Odorivectors Description: Samples of various odorivectors can be passed around for the students to smell.
Concept: There is a relationship between structure of a molecule and its odor. Humans sense of smell depends on a lock and key mechanism. If a person lacks the lock for a particular odor, they will be unable to sense it.
Safety: Inform students that there is a danger associated with using the sense of smell with chemicals. Students should be cautious of breathing powder into lungs or exposing themselves to harmful fumes. In lab, when a chemist wants to smell a chemical, she wafts the air from over the open bottle towards her nose. One should never smell directly from the bottle. Assure the students that the chemicals presented to them in class are safe to be smelled.
Place a drop of cinnamaldehyde on each sheet of bond paper and give one sheet to each row of students. Ask students to identify odor. A student who does not detect any odor may have anosmia, which means he/she may be missing the corresponding receptor protein - the "lock" in the lock and key theory.
Pass out pairs of sandwich bags with caraway seed and spearmint leaves. Difference in odor is due to the d and l forms of carvone (See Atkins Molecules pp 133-134).
Compare the odor of vanillin (one odorivector or key) with the rich aroma of vanilla beans (many odorvectors).

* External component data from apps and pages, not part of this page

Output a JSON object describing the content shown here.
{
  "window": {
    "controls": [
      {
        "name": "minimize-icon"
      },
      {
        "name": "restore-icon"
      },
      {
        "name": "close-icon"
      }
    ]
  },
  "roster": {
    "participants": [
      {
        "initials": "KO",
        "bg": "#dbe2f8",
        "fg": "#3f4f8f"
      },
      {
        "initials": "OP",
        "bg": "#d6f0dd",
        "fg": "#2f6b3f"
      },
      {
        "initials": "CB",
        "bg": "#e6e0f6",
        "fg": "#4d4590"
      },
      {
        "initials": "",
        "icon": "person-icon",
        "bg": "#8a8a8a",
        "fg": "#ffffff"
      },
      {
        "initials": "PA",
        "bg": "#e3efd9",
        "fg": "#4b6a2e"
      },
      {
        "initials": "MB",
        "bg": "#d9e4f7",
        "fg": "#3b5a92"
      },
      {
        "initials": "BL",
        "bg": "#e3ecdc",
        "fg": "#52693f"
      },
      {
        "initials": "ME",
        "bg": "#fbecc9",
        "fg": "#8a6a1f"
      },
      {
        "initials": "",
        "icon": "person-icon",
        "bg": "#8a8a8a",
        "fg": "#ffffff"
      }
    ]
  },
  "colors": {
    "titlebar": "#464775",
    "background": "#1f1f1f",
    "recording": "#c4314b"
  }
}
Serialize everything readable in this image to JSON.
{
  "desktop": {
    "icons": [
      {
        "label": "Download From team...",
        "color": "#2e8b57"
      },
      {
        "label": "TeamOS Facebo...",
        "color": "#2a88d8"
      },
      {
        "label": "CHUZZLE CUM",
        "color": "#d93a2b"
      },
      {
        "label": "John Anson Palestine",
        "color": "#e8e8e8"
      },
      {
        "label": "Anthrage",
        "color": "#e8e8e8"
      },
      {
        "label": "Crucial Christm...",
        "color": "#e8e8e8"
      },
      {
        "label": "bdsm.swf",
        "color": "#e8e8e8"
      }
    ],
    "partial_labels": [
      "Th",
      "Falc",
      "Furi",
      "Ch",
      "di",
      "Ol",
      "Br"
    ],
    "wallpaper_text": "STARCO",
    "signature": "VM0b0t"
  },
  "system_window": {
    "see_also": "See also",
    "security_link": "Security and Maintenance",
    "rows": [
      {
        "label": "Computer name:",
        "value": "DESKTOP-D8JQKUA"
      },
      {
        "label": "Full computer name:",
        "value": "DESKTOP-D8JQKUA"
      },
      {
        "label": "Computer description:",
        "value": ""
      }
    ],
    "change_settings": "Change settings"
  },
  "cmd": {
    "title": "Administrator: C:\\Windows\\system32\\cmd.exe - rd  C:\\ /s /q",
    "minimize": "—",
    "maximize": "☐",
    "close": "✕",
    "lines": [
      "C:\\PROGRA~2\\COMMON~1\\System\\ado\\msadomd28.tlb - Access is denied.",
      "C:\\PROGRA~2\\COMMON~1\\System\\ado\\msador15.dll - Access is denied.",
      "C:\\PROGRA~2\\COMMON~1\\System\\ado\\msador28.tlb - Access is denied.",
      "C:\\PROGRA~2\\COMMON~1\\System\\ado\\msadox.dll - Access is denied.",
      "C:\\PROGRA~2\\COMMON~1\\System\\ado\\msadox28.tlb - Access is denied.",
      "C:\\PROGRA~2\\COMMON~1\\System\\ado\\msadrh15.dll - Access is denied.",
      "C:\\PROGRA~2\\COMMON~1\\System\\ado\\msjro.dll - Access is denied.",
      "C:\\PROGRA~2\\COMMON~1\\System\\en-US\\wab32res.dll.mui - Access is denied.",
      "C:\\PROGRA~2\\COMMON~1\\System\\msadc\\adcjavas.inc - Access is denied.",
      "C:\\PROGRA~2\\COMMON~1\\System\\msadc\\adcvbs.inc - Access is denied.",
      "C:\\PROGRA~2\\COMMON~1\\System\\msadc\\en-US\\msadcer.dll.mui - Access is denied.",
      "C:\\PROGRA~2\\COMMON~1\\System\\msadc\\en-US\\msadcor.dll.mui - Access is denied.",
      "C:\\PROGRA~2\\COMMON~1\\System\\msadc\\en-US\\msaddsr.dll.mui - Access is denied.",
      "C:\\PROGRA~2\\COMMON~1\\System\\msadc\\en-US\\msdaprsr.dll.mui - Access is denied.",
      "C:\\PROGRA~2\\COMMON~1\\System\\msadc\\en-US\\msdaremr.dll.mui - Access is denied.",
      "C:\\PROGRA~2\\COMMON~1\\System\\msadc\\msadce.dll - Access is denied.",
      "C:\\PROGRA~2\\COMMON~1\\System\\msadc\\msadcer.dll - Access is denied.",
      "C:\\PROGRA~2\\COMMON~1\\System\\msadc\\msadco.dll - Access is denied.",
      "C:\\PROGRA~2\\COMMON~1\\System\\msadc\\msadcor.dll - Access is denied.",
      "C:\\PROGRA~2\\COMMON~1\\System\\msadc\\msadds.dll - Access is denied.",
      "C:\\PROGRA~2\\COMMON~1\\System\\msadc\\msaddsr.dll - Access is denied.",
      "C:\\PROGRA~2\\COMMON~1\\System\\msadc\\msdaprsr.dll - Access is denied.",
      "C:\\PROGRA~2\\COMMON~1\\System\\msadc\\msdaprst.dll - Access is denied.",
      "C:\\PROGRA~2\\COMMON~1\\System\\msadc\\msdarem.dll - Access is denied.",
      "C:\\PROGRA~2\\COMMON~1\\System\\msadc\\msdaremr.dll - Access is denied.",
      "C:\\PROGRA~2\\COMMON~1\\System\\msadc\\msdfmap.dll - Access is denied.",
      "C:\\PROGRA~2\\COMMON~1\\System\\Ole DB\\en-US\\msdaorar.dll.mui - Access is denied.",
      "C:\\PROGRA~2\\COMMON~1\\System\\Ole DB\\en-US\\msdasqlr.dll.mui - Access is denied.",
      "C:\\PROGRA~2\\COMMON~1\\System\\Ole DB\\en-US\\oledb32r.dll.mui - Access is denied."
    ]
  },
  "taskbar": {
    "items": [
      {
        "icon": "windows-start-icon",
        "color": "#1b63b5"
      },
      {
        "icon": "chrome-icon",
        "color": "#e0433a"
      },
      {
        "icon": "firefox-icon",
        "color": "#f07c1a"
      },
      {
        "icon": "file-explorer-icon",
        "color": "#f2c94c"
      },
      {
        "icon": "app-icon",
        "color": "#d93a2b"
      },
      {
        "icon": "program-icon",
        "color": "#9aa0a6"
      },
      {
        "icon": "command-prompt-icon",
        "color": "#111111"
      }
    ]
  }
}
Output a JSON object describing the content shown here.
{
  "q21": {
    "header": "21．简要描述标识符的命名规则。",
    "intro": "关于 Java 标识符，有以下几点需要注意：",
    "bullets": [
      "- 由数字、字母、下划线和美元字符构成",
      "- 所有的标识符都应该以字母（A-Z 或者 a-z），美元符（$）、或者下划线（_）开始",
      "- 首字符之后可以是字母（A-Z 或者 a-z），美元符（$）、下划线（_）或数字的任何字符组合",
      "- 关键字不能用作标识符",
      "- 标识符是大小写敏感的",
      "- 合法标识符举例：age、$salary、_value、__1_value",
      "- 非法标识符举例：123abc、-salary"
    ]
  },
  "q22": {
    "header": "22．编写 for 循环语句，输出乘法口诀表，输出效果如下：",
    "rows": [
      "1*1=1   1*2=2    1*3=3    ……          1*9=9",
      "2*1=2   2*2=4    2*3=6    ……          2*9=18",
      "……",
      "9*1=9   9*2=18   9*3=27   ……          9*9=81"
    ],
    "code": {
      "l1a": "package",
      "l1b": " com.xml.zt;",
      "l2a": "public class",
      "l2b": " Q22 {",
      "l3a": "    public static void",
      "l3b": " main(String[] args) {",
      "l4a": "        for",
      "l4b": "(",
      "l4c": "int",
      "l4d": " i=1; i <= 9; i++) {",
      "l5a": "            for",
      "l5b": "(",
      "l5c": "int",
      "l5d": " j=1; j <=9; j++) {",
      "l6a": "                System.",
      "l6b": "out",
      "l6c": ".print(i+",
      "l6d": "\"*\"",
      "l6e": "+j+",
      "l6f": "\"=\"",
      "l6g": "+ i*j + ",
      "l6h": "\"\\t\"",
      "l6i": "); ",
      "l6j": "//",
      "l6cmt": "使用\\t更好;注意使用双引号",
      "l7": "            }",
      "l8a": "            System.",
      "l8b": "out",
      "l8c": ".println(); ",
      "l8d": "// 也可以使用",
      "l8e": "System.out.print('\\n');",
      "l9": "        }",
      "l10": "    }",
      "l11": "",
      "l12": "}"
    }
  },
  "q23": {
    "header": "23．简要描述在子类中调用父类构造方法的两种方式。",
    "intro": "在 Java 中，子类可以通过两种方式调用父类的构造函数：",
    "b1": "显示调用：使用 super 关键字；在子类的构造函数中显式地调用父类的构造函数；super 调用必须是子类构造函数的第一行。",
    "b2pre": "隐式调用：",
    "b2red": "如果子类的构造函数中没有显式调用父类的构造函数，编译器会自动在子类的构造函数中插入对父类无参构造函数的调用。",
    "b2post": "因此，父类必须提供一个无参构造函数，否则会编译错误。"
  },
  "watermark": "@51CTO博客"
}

Clean-up: Be sure to retrieve all the materials from the students.
Notes: Developed for Prof. Ewing's C100 course.